* Data shown:
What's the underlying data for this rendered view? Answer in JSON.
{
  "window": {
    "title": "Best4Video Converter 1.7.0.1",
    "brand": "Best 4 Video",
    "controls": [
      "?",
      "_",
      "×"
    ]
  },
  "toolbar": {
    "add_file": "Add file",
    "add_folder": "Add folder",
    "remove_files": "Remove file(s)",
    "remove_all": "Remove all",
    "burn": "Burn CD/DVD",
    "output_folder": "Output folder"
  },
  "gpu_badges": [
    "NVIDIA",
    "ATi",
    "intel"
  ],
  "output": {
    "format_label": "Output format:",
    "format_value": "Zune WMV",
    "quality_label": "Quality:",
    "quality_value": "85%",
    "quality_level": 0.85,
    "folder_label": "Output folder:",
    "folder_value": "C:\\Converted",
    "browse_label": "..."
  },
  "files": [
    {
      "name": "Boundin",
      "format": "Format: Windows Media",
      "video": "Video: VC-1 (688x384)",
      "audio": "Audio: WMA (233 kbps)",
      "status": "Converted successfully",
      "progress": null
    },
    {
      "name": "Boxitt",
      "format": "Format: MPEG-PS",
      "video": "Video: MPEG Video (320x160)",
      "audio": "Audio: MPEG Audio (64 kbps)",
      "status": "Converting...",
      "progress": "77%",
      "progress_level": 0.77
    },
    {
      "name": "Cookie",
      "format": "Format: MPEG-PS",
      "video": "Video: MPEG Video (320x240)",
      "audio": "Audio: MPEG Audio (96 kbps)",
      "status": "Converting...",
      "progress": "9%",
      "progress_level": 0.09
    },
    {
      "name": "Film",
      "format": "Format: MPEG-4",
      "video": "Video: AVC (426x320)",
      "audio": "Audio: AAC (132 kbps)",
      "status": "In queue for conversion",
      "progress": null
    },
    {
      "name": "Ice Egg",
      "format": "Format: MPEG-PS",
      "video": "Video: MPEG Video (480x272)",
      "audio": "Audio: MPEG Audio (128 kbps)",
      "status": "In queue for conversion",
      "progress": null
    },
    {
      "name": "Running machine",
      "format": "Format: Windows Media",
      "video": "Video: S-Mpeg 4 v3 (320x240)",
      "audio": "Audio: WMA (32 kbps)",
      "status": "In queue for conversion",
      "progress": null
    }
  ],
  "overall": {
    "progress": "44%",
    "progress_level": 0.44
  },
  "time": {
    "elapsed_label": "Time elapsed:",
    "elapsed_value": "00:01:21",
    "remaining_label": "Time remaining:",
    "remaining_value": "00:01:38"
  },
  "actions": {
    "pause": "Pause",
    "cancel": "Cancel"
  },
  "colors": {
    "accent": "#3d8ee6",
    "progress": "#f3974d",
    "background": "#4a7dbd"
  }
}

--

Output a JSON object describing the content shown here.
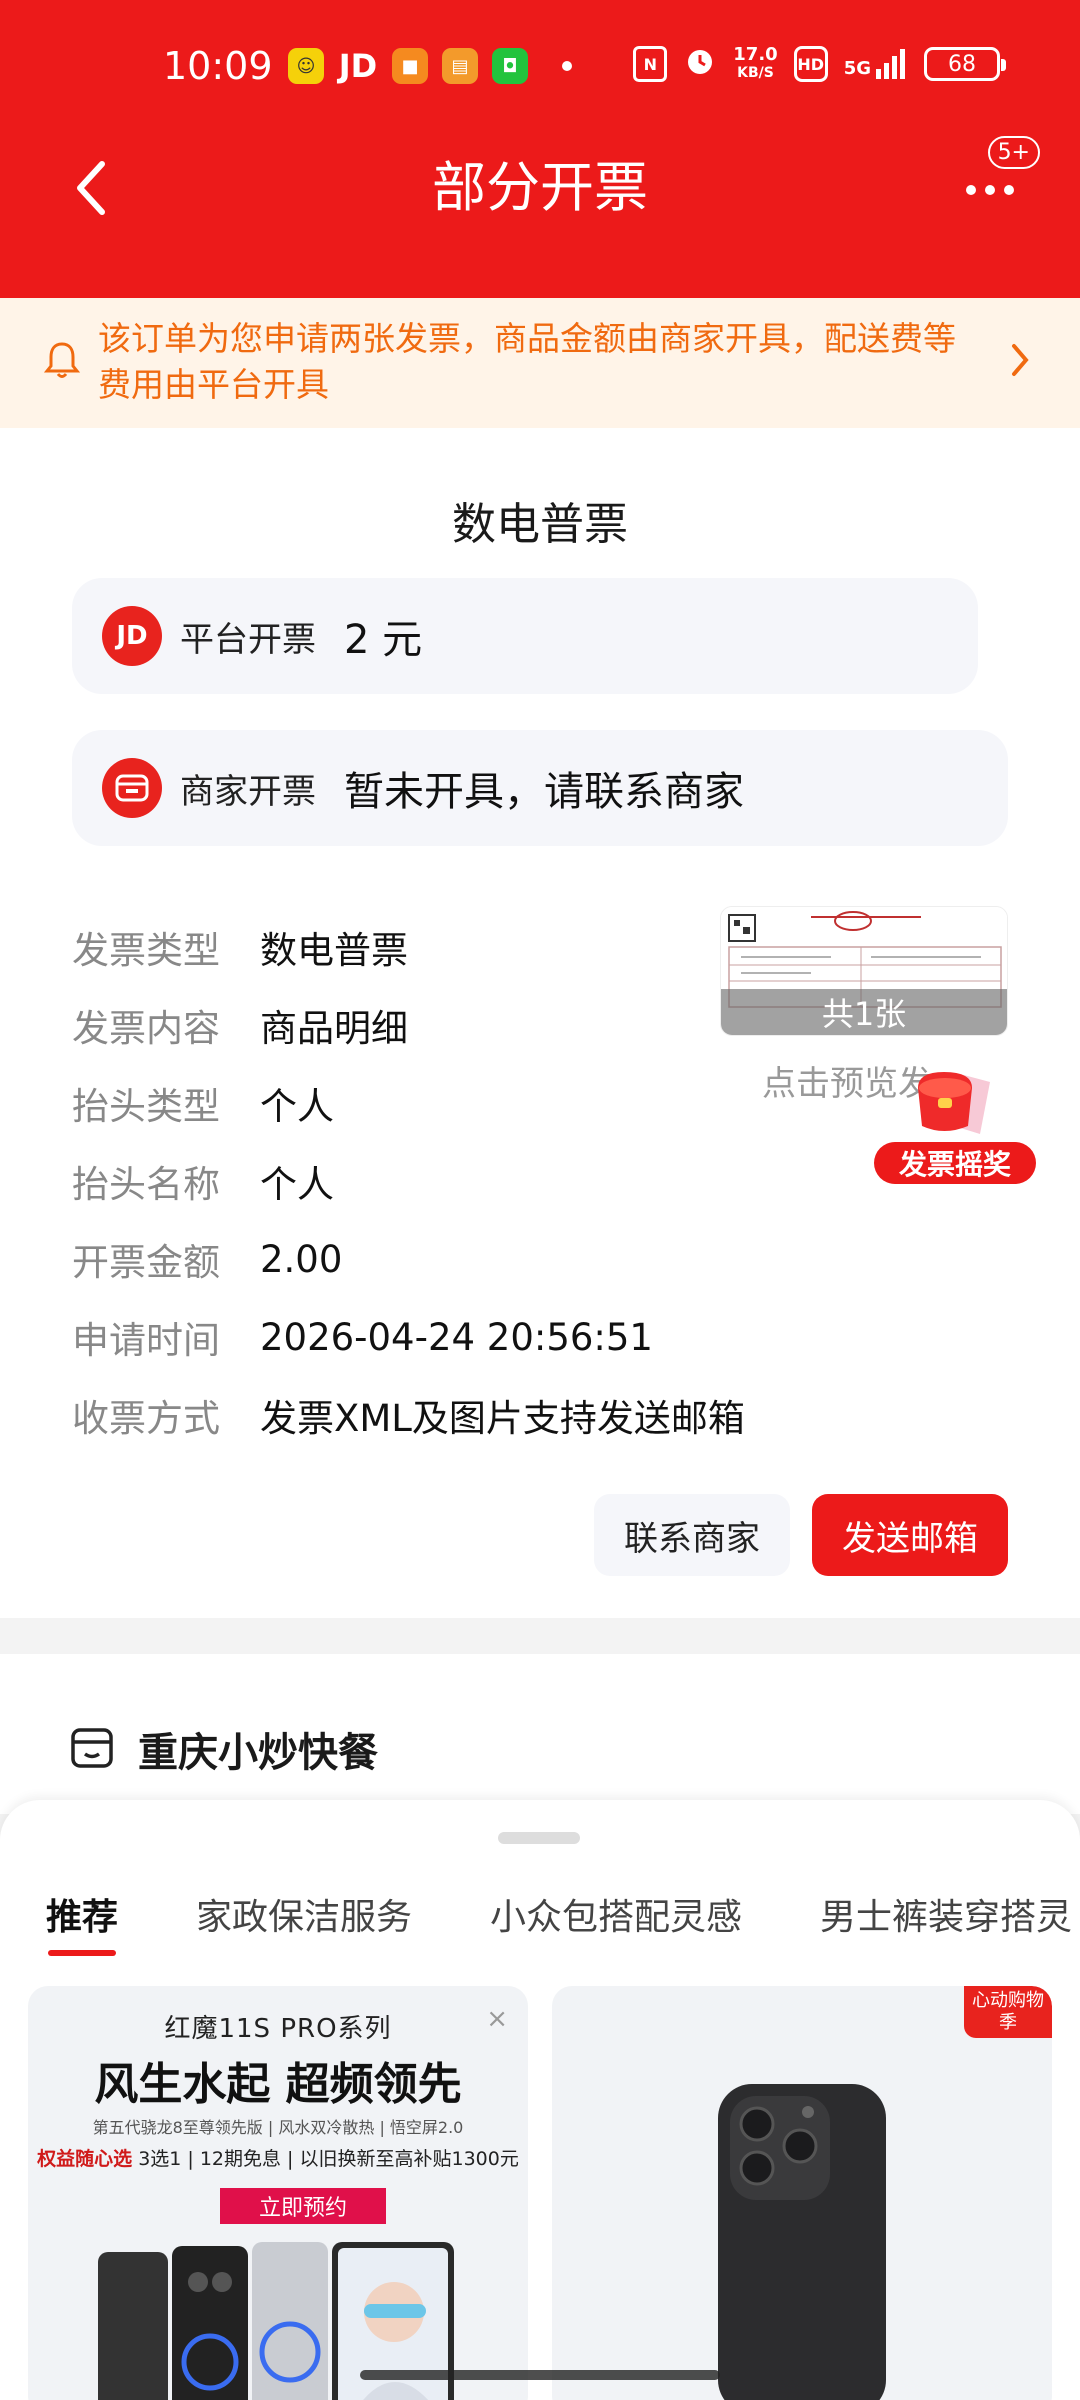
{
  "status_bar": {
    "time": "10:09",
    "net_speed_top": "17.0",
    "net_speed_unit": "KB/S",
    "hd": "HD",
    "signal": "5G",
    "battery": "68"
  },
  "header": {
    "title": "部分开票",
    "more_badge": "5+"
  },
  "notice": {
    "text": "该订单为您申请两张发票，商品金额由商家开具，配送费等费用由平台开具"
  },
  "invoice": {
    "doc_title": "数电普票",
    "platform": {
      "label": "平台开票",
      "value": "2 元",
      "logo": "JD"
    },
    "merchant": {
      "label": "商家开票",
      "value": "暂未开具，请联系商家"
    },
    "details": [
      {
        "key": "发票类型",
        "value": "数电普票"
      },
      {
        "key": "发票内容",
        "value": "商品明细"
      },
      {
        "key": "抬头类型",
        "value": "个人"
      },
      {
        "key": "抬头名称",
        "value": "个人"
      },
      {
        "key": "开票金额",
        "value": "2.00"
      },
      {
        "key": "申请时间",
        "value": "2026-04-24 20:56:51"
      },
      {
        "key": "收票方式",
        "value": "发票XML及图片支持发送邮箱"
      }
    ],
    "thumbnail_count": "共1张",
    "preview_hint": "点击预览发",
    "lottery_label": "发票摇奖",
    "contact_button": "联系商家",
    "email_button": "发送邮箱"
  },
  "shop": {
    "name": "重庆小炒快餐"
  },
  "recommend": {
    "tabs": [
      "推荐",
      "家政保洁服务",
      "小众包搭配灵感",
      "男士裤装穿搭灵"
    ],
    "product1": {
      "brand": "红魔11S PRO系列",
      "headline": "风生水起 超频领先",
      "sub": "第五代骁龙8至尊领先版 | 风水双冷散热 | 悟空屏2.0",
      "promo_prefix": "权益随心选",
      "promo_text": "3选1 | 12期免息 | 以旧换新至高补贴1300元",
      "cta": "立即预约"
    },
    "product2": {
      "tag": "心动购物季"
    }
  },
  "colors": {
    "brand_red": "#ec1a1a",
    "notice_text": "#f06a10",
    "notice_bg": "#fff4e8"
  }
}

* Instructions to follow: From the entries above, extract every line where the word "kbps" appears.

* Answer to this problem:
      "audio": "Audio: WMA (233 kbps)",
      "audio": "Audio: MPEG Audio (64 kbps)",
      "audio": "Audio: MPEG Audio (96 kbps)",
      "audio": "Audio: AAC (132 kbps)",
      "audio": "Audio: MPEG Audio (128 kbps)",
      "audio": "Audio: WMA (32 kbps)",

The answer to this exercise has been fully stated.